*AIM OF THE EXERCISE*: From the listing, collect all lines containing the word "screenshot".

*INPUT DATA*:
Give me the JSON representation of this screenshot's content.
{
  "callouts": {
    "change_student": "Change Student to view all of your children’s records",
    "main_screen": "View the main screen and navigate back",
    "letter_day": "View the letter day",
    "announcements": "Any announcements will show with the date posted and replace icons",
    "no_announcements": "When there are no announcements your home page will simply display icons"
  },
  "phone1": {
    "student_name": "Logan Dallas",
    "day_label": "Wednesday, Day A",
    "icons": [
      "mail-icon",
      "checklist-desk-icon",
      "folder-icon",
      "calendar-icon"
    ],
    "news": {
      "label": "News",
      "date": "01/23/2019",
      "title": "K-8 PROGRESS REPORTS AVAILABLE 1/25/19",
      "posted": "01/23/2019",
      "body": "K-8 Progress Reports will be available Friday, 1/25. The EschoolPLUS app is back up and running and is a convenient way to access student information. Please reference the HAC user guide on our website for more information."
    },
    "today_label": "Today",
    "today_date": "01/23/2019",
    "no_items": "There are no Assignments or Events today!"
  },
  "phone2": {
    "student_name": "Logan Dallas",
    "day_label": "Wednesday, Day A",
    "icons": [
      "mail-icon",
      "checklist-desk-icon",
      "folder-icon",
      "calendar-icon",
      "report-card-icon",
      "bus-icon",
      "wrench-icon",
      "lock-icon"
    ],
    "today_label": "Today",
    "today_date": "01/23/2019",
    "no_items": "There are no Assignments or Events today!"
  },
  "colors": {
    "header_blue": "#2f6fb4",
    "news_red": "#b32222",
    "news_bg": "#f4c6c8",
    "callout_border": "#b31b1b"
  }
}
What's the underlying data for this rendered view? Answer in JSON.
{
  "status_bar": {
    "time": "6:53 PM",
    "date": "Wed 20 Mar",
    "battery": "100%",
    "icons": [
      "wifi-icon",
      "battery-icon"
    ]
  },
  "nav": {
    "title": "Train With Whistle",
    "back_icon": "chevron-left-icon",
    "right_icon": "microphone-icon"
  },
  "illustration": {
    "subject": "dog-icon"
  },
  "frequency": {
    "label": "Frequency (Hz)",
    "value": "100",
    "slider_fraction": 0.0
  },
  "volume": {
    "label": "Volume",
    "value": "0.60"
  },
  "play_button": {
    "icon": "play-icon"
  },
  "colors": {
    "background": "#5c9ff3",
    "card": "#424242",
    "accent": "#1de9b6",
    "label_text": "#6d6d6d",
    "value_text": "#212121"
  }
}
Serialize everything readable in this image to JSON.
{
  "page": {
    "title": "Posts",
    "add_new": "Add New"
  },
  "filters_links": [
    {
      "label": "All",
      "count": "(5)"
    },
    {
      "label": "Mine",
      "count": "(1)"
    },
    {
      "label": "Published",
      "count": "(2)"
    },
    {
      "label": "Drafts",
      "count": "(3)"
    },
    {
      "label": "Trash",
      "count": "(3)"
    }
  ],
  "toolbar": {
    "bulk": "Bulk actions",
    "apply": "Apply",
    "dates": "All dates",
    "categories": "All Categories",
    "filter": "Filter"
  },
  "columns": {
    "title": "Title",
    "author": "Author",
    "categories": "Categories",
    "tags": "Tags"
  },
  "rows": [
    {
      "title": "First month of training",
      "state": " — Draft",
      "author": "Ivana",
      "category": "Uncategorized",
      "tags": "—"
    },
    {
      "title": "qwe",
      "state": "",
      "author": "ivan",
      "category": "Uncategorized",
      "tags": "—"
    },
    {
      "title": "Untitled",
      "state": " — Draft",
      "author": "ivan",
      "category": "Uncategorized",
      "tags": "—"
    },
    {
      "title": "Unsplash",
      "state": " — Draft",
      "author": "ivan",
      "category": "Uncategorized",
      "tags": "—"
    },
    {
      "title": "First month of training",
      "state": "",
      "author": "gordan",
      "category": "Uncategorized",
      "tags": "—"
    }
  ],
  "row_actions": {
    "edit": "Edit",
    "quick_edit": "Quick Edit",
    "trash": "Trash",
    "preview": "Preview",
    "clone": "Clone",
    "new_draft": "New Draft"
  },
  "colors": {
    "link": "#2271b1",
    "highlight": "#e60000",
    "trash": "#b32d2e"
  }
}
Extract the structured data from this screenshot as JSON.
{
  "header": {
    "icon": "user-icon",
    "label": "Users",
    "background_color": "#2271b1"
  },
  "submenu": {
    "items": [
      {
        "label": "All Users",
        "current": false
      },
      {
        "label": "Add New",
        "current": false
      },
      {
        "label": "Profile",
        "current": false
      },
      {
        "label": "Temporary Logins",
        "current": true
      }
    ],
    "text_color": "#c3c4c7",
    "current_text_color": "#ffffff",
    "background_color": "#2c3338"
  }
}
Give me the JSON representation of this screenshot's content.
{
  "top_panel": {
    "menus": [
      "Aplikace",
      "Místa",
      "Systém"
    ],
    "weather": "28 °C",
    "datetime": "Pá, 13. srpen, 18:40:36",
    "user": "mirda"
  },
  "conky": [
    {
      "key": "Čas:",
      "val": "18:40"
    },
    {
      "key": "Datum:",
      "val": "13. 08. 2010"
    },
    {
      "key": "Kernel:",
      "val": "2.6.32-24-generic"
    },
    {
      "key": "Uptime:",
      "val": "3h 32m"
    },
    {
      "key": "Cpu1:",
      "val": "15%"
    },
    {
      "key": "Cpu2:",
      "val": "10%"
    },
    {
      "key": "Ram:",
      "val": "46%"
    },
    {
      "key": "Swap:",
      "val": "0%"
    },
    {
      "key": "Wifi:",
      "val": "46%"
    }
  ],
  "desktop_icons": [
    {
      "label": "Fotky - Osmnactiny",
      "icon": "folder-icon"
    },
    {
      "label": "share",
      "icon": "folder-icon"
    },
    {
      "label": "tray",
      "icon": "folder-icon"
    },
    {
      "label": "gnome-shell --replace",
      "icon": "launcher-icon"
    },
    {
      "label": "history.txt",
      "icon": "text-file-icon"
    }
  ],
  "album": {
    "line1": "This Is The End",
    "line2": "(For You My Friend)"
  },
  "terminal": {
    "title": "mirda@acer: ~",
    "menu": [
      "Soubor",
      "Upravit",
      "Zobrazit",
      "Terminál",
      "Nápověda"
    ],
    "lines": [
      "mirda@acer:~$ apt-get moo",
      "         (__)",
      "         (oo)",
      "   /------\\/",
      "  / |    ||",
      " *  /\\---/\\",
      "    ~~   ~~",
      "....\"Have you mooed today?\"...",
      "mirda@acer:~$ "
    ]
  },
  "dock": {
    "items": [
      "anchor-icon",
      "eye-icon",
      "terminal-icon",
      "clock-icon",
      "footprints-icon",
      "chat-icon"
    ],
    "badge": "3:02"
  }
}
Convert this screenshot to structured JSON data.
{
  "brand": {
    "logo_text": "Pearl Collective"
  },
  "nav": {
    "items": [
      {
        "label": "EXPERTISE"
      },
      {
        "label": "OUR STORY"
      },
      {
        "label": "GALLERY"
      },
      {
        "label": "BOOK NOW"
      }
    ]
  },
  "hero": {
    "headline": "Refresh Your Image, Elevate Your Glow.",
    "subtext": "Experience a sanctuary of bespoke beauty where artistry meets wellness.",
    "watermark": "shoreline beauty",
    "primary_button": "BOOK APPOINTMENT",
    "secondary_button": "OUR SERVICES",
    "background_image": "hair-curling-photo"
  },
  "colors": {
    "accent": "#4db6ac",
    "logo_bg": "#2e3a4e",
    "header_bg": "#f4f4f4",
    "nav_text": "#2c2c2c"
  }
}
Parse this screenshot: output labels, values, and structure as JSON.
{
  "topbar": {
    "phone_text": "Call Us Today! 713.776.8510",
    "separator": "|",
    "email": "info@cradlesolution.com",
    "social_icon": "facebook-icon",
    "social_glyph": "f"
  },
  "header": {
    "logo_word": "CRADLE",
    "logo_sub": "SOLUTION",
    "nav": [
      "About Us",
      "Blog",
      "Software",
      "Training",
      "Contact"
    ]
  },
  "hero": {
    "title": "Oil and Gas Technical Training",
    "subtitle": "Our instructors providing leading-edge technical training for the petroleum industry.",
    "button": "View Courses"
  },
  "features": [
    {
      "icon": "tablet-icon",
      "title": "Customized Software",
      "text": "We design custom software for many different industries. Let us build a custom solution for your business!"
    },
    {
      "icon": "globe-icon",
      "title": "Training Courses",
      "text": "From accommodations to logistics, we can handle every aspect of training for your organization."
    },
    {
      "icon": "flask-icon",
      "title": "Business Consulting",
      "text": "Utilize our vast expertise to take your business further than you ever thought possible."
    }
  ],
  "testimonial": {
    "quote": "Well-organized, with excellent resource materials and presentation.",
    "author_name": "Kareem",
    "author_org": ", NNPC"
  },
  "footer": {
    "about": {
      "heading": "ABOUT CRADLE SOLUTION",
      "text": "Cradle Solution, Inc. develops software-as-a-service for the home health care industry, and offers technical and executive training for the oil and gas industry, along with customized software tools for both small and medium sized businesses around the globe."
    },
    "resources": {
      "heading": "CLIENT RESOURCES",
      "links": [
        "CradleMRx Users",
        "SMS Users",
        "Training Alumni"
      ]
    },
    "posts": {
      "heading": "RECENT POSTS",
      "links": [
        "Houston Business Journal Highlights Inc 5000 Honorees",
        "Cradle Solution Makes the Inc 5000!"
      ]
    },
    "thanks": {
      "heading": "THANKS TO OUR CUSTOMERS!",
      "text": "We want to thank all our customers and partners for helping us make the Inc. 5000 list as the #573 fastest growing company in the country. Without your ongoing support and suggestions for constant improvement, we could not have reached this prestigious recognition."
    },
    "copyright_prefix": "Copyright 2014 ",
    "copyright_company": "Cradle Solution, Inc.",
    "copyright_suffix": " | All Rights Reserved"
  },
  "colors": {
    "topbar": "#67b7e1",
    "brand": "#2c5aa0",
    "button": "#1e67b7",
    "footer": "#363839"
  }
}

*WRITTEN RESPONSE*:
Give me the JSON representation of this screenshot's content.
Extract the structured data from this screenshot as JSON.
Give me the JSON representation of this screenshot's content.
Convert this screenshot to structured JSON data.
Parse this screenshot: output labels, values, and structure as JSON.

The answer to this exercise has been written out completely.